Top of DATASET CONTENT
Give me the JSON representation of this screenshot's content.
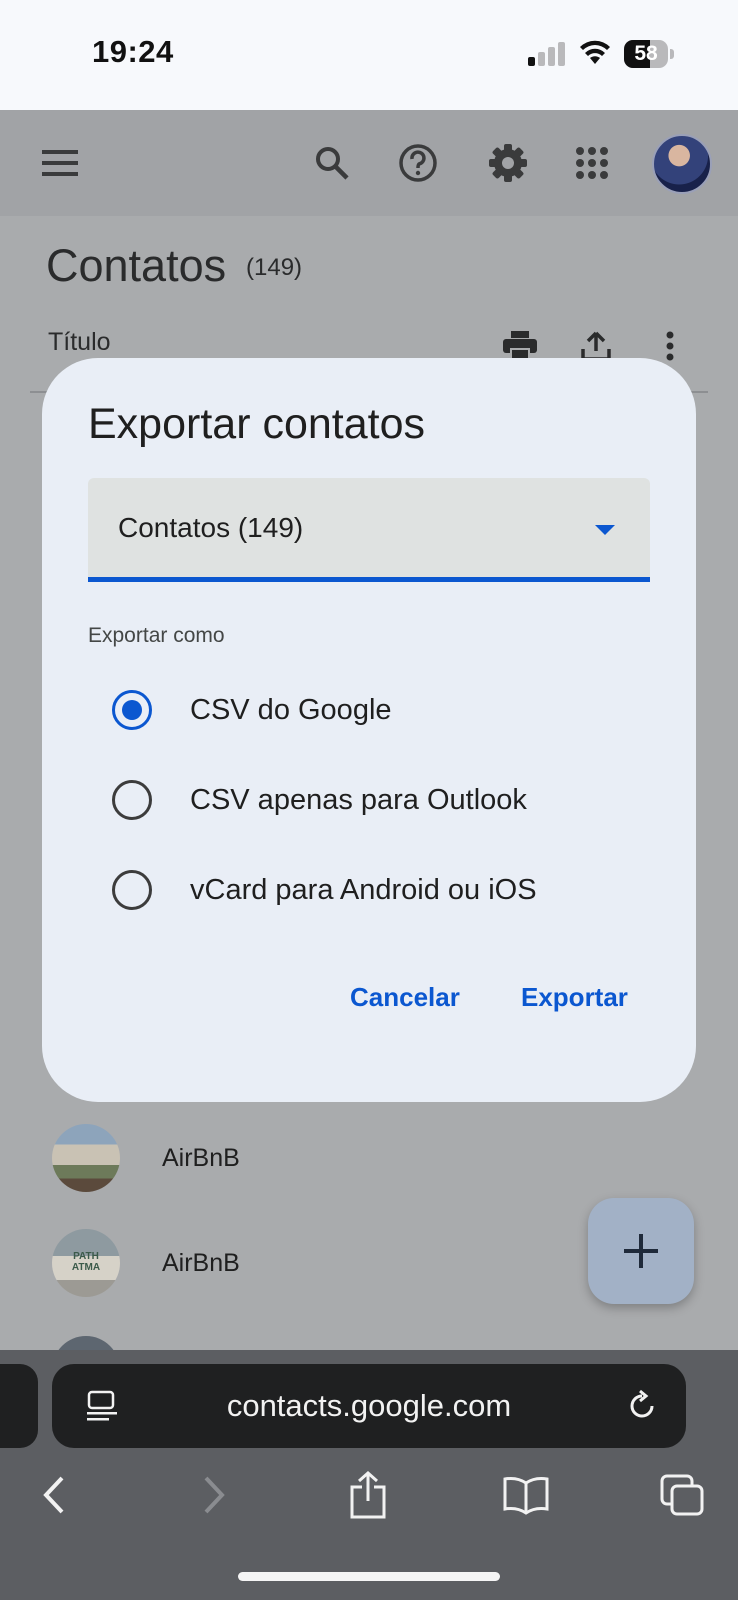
{
  "status_bar": {
    "time": "19:24",
    "battery": "58",
    "battery_level_pct": 58
  },
  "app_bar": {
    "icons": [
      "menu-icon",
      "search-icon",
      "help-icon",
      "settings-icon",
      "apps-icon",
      "account-avatar"
    ]
  },
  "page": {
    "title": "Contatos",
    "count": "(149)",
    "column_label": "Título",
    "toolbar_icons": [
      "print-icon",
      "export-icon",
      "more-vert-icon"
    ]
  },
  "contacts": [
    {
      "name": "AirBnB"
    },
    {
      "name": "AirBnB",
      "avatar_text": "PATH\nATMA"
    }
  ],
  "dialog": {
    "title": "Exportar contatos",
    "select_value": "Contatos (149)",
    "export_as_label": "Exportar como",
    "options": [
      {
        "label": "CSV do Google",
        "checked": true
      },
      {
        "label": "CSV apenas para Outlook",
        "checked": false
      },
      {
        "label": "vCard para Android ou iOS",
        "checked": false
      }
    ],
    "cancel_label": "Cancelar",
    "export_label": "Exportar"
  },
  "browser": {
    "url": "contacts.google.com",
    "icons": [
      "reader-icon",
      "reload-icon",
      "back-icon",
      "forward-icon",
      "share-icon",
      "bookmarks-icon",
      "tabs-icon"
    ]
  },
  "colors": {
    "accent": "#0b57d0",
    "dialog_bg": "#e9eef6",
    "scrim": "#a9abad"
  }
}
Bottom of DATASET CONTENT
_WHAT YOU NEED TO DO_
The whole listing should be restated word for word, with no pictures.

_REPLY_
Give me the JSON representation of this screenshot's content.
{
  "status_bar": {
    "time": "19:24",
    "battery": "58",
    "battery_level_pct": 58
  },
  "app_bar": {
    "icons": [
      "menu-icon",
      "search-icon",
      "help-icon",
      "settings-icon",
      "apps-icon",
      "account-avatar"
    ]
  },
  "page": {
    "title": "Contatos",
    "count": "(149)",
    "column_label": "Título",
    "toolbar_icons": [
      "print-icon",
      "export-icon",
      "more-vert-icon"
    ]
  },
  "contacts": [
    {
      "name": "AirBnB"
    },
    {
      "name": "AirBnB",
      "avatar_text": "PATH\nATMA"
    }
  ],
  "dialog": {
    "title": "Exportar contatos",
    "select_value": "Contatos (149)",
    "export_as_label": "Exportar como",
    "options": [
      {
        "label": "CSV do Google",
        "checked": true
      },
      {
        "label": "CSV apenas para Outlook",
        "checked": false
      },
      {
        "label": "vCard para Android ou iOS",
        "checked": false
      }
    ],
    "cancel_label": "Cancelar",
    "export_label": "Exportar"
  },
  "browser": {
    "url": "contacts.google.com",
    "icons": [
      "reader-icon",
      "reload-icon",
      "back-icon",
      "forward-icon",
      "share-icon",
      "bookmarks-icon",
      "tabs-icon"
    ]
  },
  "colors": {
    "accent": "#0b57d0",
    "dialog_bg": "#e9eef6",
    "scrim": "#a9abad"
  }
}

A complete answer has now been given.